Such loan underwriting allows institutions to assess the creditworthiness of individuals who don’t have a credit history. According to the Department of Consumer Finance, there are 26 million American “credit invisibles,” with another 19 million considered “unscorable” because their credit file is insufficient to generate a credit score – this disproportionately affects Black, Hispanic, low-income, and young adults. In emerging markets, the number is even greater: about 3 billion have been deemed “credit invisibles.” Non-traditional data sources can remedy this problem, and the transparency of the blockchain can overcome any adverse selection risks associated with our current online ecosystem. These two features combined stand to provide access to fair credit to individuals in developing nations (representing around 22% of global GDP). And by means of the blockchain, funds can travel directly to intended recipients, eliminating the risk of exploitation by corrupt middlemen.
Credit reporting agencies are an integral part of our financial systems. Historically, they were a necessary evil. But with the advent of the blockchain and disintermediated peer-to-peer transactions, we see that their highly-centralized models are outdated. A decentralized credit ecosystem can be realized by users leveraging a self-sovereign wallet to manage their data, whose value can be assessed via blockchain-based credit scoring methodology. Transitioning from a centralized to a disintermediated blockchain-based credit ecosystem is not a question of technical feasibility, but merely the pace of mass adoption.

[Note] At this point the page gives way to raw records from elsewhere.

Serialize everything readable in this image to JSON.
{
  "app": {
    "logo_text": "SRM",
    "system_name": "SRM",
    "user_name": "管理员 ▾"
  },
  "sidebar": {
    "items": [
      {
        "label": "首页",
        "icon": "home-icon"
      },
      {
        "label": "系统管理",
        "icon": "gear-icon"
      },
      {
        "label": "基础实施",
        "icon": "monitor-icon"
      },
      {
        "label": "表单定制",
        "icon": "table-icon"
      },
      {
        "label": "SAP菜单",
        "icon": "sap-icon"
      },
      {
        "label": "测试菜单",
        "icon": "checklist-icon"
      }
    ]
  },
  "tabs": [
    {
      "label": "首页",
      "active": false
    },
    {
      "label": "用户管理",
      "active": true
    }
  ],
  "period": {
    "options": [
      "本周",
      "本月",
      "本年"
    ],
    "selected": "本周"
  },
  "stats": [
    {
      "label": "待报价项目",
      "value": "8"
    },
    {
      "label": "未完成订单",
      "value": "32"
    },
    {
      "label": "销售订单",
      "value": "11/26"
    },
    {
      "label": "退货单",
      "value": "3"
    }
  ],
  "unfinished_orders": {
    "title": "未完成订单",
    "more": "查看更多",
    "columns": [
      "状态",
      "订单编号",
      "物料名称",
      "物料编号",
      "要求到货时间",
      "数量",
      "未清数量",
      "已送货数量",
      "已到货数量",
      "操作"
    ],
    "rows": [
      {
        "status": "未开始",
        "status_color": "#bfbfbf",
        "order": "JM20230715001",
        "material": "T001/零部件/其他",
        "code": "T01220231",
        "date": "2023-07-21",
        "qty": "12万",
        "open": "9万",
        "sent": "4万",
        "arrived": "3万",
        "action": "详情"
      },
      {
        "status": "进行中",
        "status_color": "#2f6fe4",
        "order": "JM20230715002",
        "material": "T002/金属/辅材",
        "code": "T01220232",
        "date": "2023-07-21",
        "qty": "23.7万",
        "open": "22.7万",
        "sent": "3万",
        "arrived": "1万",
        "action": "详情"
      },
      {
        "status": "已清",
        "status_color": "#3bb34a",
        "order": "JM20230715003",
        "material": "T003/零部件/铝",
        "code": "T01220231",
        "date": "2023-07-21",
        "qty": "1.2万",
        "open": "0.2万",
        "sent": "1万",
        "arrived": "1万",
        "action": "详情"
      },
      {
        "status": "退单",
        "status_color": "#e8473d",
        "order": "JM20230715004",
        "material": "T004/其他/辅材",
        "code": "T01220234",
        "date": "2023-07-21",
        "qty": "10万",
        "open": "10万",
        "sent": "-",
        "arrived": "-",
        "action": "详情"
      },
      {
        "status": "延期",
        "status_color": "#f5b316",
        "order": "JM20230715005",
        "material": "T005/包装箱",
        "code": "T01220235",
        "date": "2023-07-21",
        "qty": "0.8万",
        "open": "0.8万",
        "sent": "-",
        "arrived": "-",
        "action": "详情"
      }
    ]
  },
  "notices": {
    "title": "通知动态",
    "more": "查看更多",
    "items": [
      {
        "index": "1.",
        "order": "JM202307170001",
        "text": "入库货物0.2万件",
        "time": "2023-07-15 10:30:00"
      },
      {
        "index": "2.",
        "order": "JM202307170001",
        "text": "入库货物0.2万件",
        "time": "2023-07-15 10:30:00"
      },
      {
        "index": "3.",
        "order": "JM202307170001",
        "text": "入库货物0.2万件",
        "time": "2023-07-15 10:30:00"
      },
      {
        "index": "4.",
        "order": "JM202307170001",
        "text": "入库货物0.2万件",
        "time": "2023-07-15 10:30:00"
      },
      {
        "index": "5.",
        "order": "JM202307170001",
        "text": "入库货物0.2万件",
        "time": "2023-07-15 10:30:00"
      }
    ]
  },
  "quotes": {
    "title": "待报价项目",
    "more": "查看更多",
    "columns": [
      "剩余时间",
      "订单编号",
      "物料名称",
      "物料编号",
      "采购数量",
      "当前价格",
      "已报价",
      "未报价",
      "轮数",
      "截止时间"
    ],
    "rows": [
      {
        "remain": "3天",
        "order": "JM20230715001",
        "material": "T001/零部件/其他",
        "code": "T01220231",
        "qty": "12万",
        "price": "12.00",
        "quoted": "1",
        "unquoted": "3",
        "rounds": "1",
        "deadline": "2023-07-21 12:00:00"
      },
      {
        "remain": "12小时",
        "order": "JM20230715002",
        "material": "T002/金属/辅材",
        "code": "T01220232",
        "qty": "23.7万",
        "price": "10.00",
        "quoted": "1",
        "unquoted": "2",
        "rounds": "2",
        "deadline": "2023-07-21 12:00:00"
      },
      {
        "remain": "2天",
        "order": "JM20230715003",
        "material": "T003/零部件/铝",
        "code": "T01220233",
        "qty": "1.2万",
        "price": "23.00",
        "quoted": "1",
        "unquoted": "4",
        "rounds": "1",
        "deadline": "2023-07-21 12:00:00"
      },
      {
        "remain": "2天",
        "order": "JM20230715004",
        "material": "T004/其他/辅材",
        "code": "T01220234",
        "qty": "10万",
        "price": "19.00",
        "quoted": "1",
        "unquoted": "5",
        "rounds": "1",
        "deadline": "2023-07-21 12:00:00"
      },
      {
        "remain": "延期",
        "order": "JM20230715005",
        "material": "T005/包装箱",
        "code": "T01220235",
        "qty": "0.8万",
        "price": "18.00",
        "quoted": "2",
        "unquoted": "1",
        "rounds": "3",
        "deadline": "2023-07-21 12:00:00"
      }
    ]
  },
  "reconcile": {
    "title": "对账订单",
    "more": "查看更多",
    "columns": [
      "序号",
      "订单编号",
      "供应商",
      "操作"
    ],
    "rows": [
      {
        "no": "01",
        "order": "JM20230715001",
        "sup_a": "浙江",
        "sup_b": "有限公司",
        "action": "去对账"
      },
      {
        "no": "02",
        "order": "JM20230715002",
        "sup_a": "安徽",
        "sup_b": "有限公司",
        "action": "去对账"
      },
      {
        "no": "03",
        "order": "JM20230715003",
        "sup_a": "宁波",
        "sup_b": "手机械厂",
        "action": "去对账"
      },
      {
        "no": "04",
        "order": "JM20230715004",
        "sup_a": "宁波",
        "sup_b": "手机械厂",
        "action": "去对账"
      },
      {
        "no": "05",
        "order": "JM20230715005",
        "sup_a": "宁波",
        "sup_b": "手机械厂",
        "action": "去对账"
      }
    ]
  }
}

Serafin Lion Engel is Founder and CEO of DataWallet, a decentralized consumer-to-business data exchange provides internet users with a self-sovereign wallet that puts them in charge of their data, and allows them to monetize as well as utilize an asset that is rightfully theirs. He is a fellow at the Royal Society for the encouragement of Arts, Manufactures and Commerce (The RSA) in London and was a Petra Vorsteher Scholar at Draper University.